Early Division 2 was plagued with gameplay bugs; skills disappearing moments after activation, terrible latency, complete game crashes, these will likely have had enough of a damaging effect that numerous players will likely have already dropped the game, that coupled with a few rather large patches that still left plenty of holes, made it difficult to enjoy early gameplay. Thankfully, most of these issues were dealt with pretty swiftly and play became a lot smoother, less buggy and no significant crashes since. Apart from some minor repetitive issues throughout the game including endgame content, of which I haven’t managed to explore it all.
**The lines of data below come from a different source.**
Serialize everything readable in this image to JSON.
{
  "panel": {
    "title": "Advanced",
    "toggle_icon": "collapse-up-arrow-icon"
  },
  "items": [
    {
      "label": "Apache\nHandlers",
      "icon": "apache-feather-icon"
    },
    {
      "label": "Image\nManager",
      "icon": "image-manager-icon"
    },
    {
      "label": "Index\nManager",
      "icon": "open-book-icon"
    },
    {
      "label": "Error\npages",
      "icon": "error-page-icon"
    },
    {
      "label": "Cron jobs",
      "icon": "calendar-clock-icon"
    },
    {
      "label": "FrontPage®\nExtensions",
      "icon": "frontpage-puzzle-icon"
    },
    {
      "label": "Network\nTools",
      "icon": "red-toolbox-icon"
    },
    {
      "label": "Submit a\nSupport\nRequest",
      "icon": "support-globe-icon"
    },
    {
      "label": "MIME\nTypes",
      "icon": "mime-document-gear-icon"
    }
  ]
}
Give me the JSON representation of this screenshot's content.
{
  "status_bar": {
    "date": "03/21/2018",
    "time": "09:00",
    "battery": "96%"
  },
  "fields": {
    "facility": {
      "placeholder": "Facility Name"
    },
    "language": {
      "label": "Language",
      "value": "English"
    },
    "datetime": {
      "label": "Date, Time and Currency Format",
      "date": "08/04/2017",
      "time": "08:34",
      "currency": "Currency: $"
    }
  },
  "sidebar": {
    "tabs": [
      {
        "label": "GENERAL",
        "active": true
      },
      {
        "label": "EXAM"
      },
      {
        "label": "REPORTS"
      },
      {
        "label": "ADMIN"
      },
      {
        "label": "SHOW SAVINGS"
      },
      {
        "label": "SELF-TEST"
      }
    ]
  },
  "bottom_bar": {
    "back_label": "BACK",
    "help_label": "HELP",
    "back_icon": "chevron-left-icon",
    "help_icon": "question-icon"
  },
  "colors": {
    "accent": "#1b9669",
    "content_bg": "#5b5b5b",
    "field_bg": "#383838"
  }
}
It seems that Ubisoft has learned a number of important lessens from the first game, I can’t say enough how pleased I am that ALL year one content is free for all players, this is the kind of stuff more developers should be implementing for the longevity of their games. This is the sort of stuff that keeps players happy and most importantly in game, this promise alone, coupled with the immediate replay value of Black Tusk makes the game so worth it’s minimum standard price of $79, Gold Edition is a little on the pricier side, as I generally don’t like paying more than $100 bucks for any game, but I’d still say it’s worth it. I can’t wait for the new content in episode one and the upcoming raid, this is an exciting concept and I’m eager to see how it goes.
*Gameplay footage used is from my own playthrough*
Game Genre – Action/RPG, Third Person “Looter” Shooter
Label – Ubisoft, Massve Entertainment
Rating – MA15+
Year of Release – 2019
Platforms – PS4, Xbox One, PC
Mode(s) of Play – Single, Online Co-op, PvP